The announcement made yesterday by the Defence Secretary, Bob Ainsworth, said one thing, but implied many others. What it said was that the Government is to upgrade equipment for troops in Afghanistan, to include the purchase of another 22 Chinook helicopters, and that an air base, RAF Cottesmore, is to be closed to help pay for them.
This is tantamount to an acknowledgement that, despite many denials, long-standing complaints about equipment in Afghanistan and, in particular, a shortage of helicopters, were justified. Slowness to admit this means that the first new helicopters will be ready only in 2013 – by which time, if President Obama's timetable is met, the international operation should have been wound down. That, of course, is a hope rather than a certainty, so the order for new helicopters should not be condemned on that count. If anything, the Government's decision is tardy.
But the fact that no additional funds are being earmarked and the military is being expected to live within the current budget – even though British troops are engaged in protracted combat operations overseas – speaks volumes about the inadequacies of the procurement system, the extent to which current military commitments are stretching the budget, and the place of defence in this Government's thinking. There are profound questions here that should have been addressed much sooner and, it appears, will not be until after the election.
That the Ministry of Defence has been living far beyond its means emerged starkly from the report on procurement by Bernard Grey, which was initially kept under wraps, then hastily published this autumn. Mr Grey found an ossified system fraught with delays and cost overruns, lacking the flexibility required by modern armed forces. This is one reason why complaints about poor equipment and a shortage of helicopters were so embarrassing for the Government – and so hard to tackle.
The decision that the new purchases must be paid for out of the existing budget demonstrates how strapped for cash the Government is, but also how many hard choices await. The closure of RAF Cottesmore and the cancellation, or delay, of several defence orders is likely to be fiercely resisted. But the British military and defence establishment has a smaller proportion of its staff on active service than most of our allies do. Much rebalancing is needed, of which this trimming is only a very small start.

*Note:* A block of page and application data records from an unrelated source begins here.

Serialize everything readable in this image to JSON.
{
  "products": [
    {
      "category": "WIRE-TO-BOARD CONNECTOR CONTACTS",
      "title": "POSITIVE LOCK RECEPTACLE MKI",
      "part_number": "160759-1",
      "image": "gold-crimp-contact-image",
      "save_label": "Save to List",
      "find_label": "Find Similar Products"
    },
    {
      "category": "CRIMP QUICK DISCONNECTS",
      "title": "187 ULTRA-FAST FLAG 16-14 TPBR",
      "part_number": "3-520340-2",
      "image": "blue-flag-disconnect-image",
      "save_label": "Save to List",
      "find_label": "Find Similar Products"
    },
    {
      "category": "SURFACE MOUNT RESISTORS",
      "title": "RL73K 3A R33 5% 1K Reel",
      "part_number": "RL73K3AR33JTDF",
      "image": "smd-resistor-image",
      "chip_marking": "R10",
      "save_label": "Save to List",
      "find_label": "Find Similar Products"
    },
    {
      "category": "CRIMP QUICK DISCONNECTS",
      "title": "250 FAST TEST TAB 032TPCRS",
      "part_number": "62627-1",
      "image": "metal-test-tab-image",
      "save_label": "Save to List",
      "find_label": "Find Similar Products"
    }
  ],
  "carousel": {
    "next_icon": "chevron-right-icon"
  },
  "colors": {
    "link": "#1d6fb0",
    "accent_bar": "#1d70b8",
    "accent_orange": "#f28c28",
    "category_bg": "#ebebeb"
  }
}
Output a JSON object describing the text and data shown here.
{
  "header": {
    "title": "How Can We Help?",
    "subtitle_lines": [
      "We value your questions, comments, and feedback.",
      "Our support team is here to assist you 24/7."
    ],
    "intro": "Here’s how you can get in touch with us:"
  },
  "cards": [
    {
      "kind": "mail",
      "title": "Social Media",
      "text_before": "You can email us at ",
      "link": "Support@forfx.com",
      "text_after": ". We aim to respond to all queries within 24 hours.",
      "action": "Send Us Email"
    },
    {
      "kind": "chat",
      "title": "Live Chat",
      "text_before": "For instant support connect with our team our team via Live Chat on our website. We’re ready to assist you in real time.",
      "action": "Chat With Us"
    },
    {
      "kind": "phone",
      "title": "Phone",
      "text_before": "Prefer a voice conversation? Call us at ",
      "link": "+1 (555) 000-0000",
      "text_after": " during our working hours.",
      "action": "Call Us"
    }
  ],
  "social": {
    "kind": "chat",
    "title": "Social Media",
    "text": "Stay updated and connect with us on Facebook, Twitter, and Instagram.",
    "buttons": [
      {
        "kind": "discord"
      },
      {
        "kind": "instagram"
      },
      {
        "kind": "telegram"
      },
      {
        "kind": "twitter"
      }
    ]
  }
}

Mr Ainsworth admitted yesterday that the Ministry of Defence faced "acute cost pressures". The cost of the wars in Iraq and Afghanistan is put at £14bn thus far – a huge outlay at any time, but doubly so at a time of recession and general economic stringency. With some programmes unrelated to current operations now being cut or curtailed, it is reasonable to ask whether future flexibility is not being held hostage to the quite specific, needs of today's war in Afghanistan.

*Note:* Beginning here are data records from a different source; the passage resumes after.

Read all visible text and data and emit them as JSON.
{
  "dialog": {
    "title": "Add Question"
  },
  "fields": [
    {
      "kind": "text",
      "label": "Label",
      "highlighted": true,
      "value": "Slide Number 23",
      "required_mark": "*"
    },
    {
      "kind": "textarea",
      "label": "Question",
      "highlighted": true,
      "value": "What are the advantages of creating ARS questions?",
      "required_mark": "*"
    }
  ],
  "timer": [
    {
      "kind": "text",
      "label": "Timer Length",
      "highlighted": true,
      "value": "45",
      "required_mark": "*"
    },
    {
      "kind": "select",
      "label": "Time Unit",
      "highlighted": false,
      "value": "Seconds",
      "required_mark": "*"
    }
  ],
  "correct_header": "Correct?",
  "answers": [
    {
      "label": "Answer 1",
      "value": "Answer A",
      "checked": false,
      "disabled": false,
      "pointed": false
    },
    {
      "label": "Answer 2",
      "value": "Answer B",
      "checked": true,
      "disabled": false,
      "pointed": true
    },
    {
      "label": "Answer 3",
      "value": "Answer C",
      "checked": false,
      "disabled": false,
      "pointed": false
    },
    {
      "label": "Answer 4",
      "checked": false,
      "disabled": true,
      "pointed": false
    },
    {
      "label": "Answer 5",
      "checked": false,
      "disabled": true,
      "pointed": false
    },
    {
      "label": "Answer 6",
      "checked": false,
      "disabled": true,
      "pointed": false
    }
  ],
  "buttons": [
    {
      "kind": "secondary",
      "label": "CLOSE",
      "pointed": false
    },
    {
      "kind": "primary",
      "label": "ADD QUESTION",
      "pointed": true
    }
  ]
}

Which opens the much broader question of what Britain's defence and military capabilities should look like in the near to medium term. The last defence review was conducted in 1998 – three years before 9/11 transformed the international strategic landscape, a time when the interventions in Iraq and Afghanistan were not dreamt of. The new review, now scheduled for next year, is long overdue. It must consider not only immediate defence needs, but what sort of power Britain can realistically aspire to be – and acting on its conclusions should be a priority for the next government.